WHAT TO DO | Which lines below hold the word "datos"? Copy all of them.

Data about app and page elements

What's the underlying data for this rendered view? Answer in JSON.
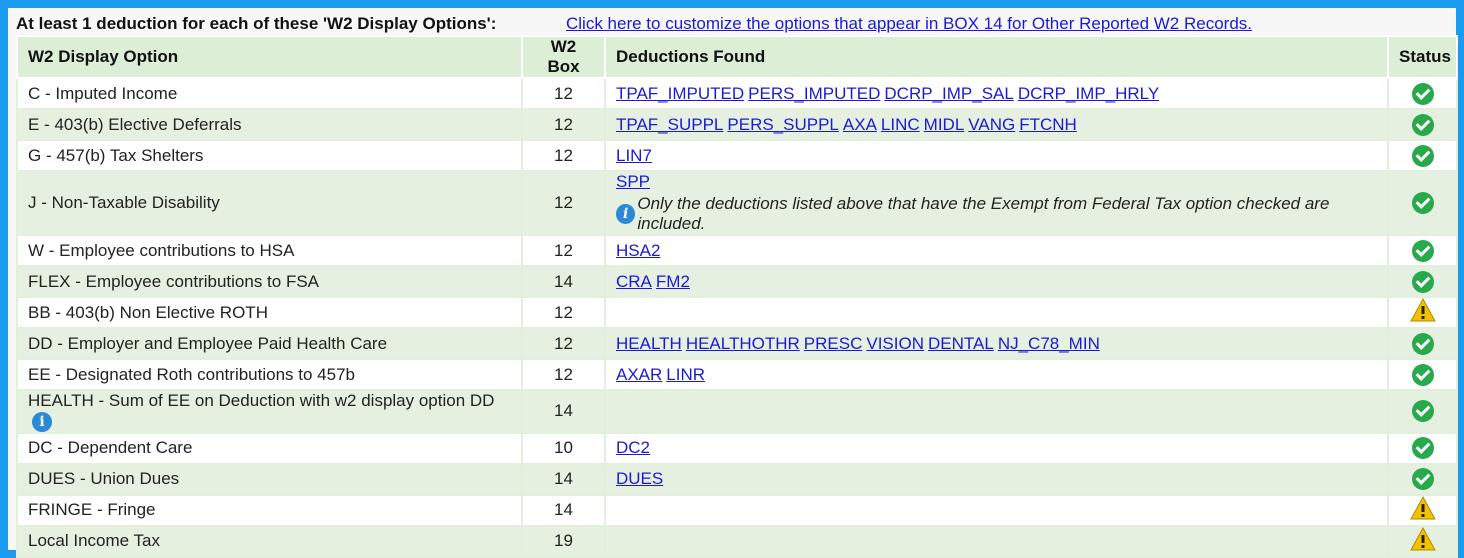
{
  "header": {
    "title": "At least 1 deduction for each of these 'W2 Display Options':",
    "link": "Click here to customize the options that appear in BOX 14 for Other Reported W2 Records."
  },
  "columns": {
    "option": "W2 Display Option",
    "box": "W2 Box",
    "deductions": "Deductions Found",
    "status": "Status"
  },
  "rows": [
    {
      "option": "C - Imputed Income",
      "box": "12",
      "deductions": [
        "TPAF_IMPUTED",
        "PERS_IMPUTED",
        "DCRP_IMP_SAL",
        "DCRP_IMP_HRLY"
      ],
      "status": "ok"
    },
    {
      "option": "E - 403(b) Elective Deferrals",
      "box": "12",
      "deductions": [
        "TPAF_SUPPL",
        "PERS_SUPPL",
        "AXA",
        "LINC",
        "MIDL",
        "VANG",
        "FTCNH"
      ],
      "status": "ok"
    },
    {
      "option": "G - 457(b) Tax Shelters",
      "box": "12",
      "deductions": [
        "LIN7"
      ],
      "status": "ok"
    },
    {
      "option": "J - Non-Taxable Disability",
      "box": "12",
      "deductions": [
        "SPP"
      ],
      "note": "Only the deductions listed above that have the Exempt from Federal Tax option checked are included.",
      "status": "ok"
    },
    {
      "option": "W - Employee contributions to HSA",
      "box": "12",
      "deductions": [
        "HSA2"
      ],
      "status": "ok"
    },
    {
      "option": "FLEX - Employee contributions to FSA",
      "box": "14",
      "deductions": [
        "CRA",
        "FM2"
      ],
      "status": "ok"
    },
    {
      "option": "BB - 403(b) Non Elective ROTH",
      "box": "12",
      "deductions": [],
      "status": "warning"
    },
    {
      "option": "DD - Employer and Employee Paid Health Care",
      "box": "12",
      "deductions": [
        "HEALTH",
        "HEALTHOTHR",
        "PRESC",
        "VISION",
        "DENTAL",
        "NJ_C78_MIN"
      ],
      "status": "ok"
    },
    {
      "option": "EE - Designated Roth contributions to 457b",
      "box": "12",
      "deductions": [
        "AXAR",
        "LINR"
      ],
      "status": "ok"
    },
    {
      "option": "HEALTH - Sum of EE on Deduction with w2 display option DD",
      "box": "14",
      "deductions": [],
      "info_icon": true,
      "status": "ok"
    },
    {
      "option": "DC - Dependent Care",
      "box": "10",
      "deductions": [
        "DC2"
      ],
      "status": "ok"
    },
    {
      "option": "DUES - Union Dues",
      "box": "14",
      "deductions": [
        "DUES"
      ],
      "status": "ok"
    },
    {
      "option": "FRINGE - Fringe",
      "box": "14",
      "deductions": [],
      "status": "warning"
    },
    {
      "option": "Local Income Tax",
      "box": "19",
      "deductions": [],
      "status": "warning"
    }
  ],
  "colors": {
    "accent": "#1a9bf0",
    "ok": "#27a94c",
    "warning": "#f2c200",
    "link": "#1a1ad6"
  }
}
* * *
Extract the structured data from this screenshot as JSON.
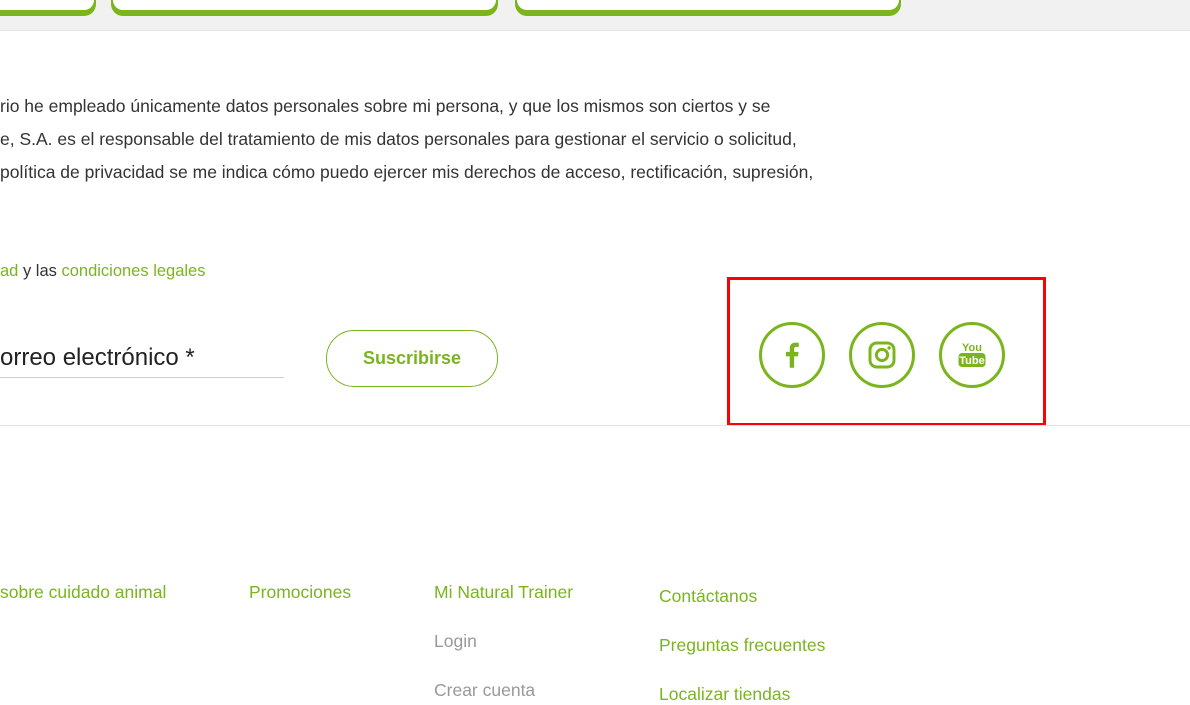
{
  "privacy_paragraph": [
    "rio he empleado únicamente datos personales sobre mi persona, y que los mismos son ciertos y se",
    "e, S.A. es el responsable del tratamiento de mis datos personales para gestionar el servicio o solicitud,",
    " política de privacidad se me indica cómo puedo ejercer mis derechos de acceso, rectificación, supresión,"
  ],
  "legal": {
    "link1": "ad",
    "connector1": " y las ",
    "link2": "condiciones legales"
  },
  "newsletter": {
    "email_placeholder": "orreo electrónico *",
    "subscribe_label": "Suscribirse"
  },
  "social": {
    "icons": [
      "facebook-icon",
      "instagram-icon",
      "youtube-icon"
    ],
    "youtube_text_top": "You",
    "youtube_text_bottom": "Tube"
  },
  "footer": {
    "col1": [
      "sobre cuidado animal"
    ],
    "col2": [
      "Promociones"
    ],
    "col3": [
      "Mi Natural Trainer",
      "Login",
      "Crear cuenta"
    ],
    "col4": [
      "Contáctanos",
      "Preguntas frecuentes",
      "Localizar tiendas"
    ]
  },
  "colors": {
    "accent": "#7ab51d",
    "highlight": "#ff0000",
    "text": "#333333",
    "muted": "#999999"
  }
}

OUTPUT OF THE EXERCISE |
    "rio he empleado únicamente datos personales sobre mi persona, y que los mismos son ciertos y se",
    "e, S.A. es el responsable del tratamiento de mis datos personales para gestionar el servicio o solicitud,",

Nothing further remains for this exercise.